I could have offered someone else my place to Amsterdam, but decided to go as a spectator. One of my biggest fears about leaving the sport is losing touch with friends in the kayaking community. By going on this trip it will hopefully take them a little bit longer to forget about me! Continue reading “Amsterdam! What it’s like to be a spectator on race day”

Keeping a healthy mindset in the transition from high level sport to……?

Typing this in bed at 11pm eating my last piece of dairy free cheesecake! This is despite the fact the last piece I had was less than an hour ago. Ah well. Listen to your body. If my body wants cheesecake, who am I to say no?

I’m finding it quite hard to eat at the moment because i’m not kayaking. I think i’m eating a lot but if I actually take a good hard look at myself i’ve omitted a lot of things from my diet over the past couple of weeks. Continue reading “Keeping a healthy mindset in the transition from high level sport to……?”

So you say you kayak? How I rediscovered my love for the sport.

If someone tells you they kayak, that tells you absolutely nothing. There are so many types of kayaking it’s unreal. The most well known are the olympic disciplines: slalom and flatwater sprinting. There are also several types of ocean kayaking (touring and Surfski), white water and flatwater long distance kayaking (my kind of kayaking!).

This is the type of boat for flatwater sprint and marathon kayaking:

race
This is me racing in K2 at an inter-club competition (i’m the girl in the green). The girl in the red is Lizzie Broughton, she is 2018 world champion over 5k.

Continue reading “So you say you kayak? How I rediscovered my love for the sport.”

Don’t stress about ‘filling a gap’ left by training

Sitting in bed typing whilst watching vloggers do amazing things i’m super jealous of like snowboarding, sea swimming and just generally living awesome lives. I know no-one’s life is super positive and happy every single day but sometimes it feels like that.

I’m taking the whole week off from kayak training. This is obviously 90% due to injury but 10% because I want to see if i’m happier without it. I’m actually finding it super strange. I’m still waking up at 6am and feeling like I need to fill the gap with some form of excerise like swimming or going for a long walk.
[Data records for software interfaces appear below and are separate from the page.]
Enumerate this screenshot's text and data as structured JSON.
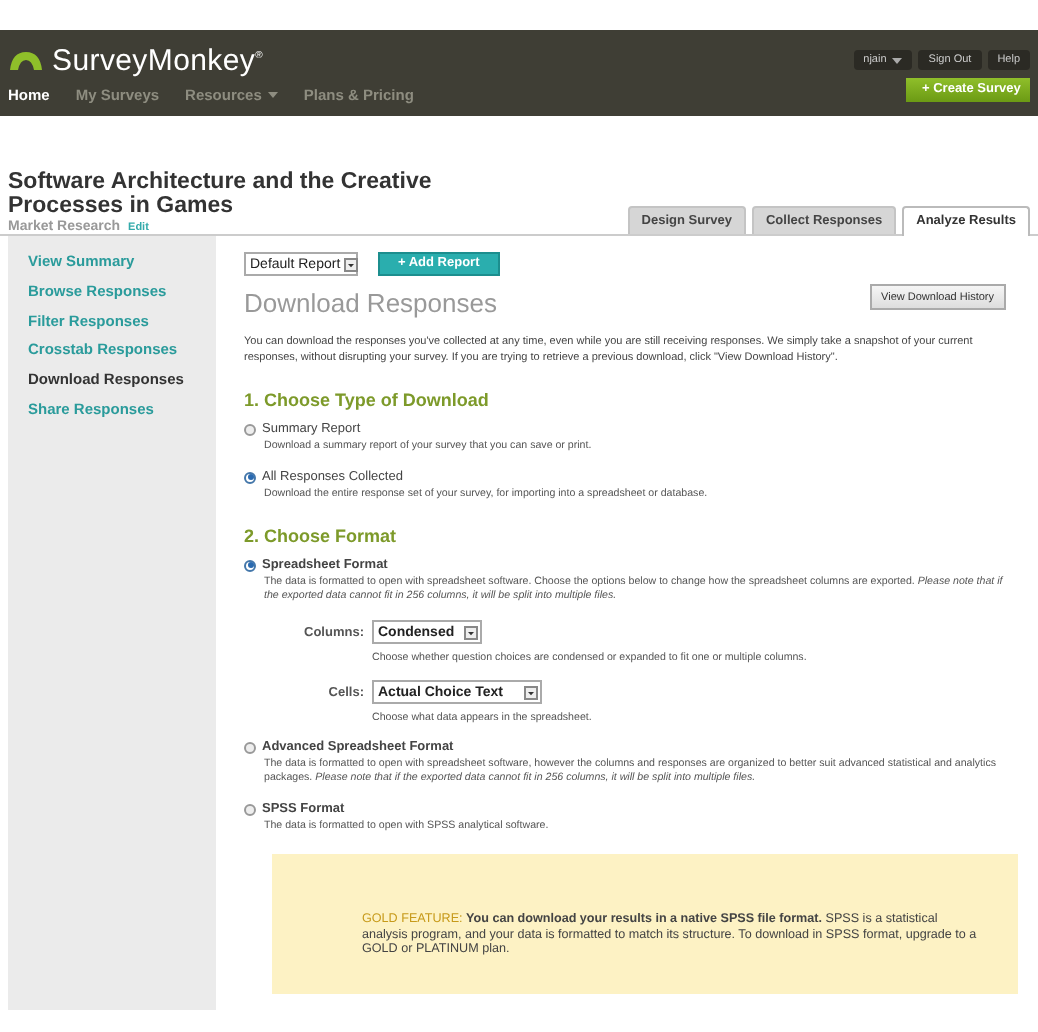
{
  "header": {
    "logo": "SurveyMonkey",
    "logo_mark": "®",
    "user_menu": "njain",
    "links": [
      "Sign Out",
      "Help"
    ],
    "nav": [
      {
        "label": "Home",
        "selected": true,
        "dropdown": false
      },
      {
        "label": "My Surveys",
        "selected": false,
        "dropdown": false
      },
      {
        "label": "Resources",
        "selected": false,
        "dropdown": true
      },
      {
        "label": "Plans & Pricing",
        "selected": false,
        "dropdown": false
      }
    ],
    "create_button": "+ Create Survey"
  },
  "survey": {
    "title": "Software Architecture and the Creative Processes in Games",
    "category": "Market Research",
    "edit": "Edit"
  },
  "tabs": [
    {
      "label": "Design Survey",
      "selected": false
    },
    {
      "label": "Collect Responses",
      "selected": false
    },
    {
      "label": "Analyze Results",
      "selected": true
    }
  ],
  "sidebar": {
    "items": [
      {
        "label": "View Summary",
        "selected": false
      },
      {
        "label": "Browse Responses",
        "selected": false
      },
      {
        "label": "Filter Responses",
        "selected": false
      },
      {
        "label": "Crosstab Responses",
        "selected": false
      },
      {
        "label": "Download Responses",
        "selected": true
      },
      {
        "label": "Share Responses",
        "selected": false
      }
    ]
  },
  "main": {
    "report_select": "Default Report",
    "add_report": "+ Add Report",
    "heading": "Download Responses",
    "history_button": "View Download History",
    "intro": "You can download the responses you've collected at any time, even while you are still receiving responses. We simply take a snapshot of your current responses, without disrupting your survey. If you are trying to retrieve a previous download, click \"View Download History\".",
    "sections": [
      {
        "kind": "type",
        "title": "1. Choose Type of Download",
        "options": [
          {
            "label": "Summary Report",
            "selected": false,
            "description": "Download a summary report of your survey that you can save or print."
          },
          {
            "label": "All Responses Collected",
            "selected": true,
            "description": "Download the entire response set of your survey, for importing into a spreadsheet or database."
          }
        ]
      },
      {
        "kind": "format",
        "title": "2. Choose Format",
        "options": [
          {
            "label": "Spreadsheet Format",
            "selected": true,
            "description": "The data is formatted to open with spreadsheet software. Choose the options below to change how the spreadsheet columns are exported. *Please note that if the exported data cannot fit in 256 columns, it will be split into multiple files.*",
            "settings": [
              {
                "label": "Columns:",
                "value": "Condensed",
                "hint": "Choose whether question choices are condensed or expanded to fit one or multiple columns."
              },
              {
                "label": "Cells:",
                "value": "Actual Choice Text",
                "hint": "Choose what data appears in the spreadsheet."
              }
            ]
          },
          {
            "label": "Advanced Spreadsheet Format",
            "selected": false,
            "description": "The data is formatted to open with spreadsheet software, however the columns and responses are organized to better suit advanced statistical and analytics packages. *Please note that if the exported data cannot fit in 256 columns, it will be split into multiple files.*"
          },
          {
            "label": "SPSS Format",
            "selected": false,
            "description": "The data is formatted to open with SPSS analytical software.",
            "notice": {
              "badge": "GOLD FEATURE:",
              "text": "**You can download your results in a native SPSS file format.** SPSS is a statistical analysis program, and your data is formatted to match its structure. To download in SPSS format, upgrade to a GOLD or PLATINUM plan."
            }
          }
        ]
      }
    ]
  }
}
Part of this need to do excerise in the morning is that i’m so used to feeling like i’ve ‘earned’ my breakfast. For me the best way to avoid attitudes like this turning into an unhealthy obsession is to force myself to do the opposite. So today I stayed in bed until the last minute, and had eggs as well as my usual chocolate smoothie for breakfast. Continue reading “Don’t stress about ‘filling a gap’ left by training”

A bit of context – my journey with injury

It starts when I was eleven. That was when I began kayaking. I joined Elmbridge CC with one of my best friends. I’m a real water baby and I fell in love with the sport instantly.

Elmbridge is a real racing club and they throw you into the deep end pretty quickly. I started racing and making slow but steady progress. It emerged that my strength was my stamina and my ability to keep going forever, albeit not that fast. Then at 13 I fell ill. It was serious, and my family and I were pretty naive about the recovery process. Part of what drove my recovery was my desire to kayak, and after one year I was back training.

Our club runs a handicap system based on 3k and 10k time trials. You start on 60 as someone who has never been on a boat before. 20 is when you join the ‘fast’ group and 8 is entry level international women standard. As an U16 I reached handicap 13 and was selected as part of a junior development team for my first race abroad. I was on top of the world.

Then in my first year of Sixth Form I had what started as a swollen forearm. No big deal right? It turned into a full year of agonising back, shoulder, elbow and neck pain whenever I tried to kayak. If I sorted out one pain, another would start somewhere else.  At it’s worst I would paddle for 10 minutes on the canal until the pain became so bad I had to stop, stretch and then attempt another 5-10 minutes. Continue reading “A bit of context – my journey with injury”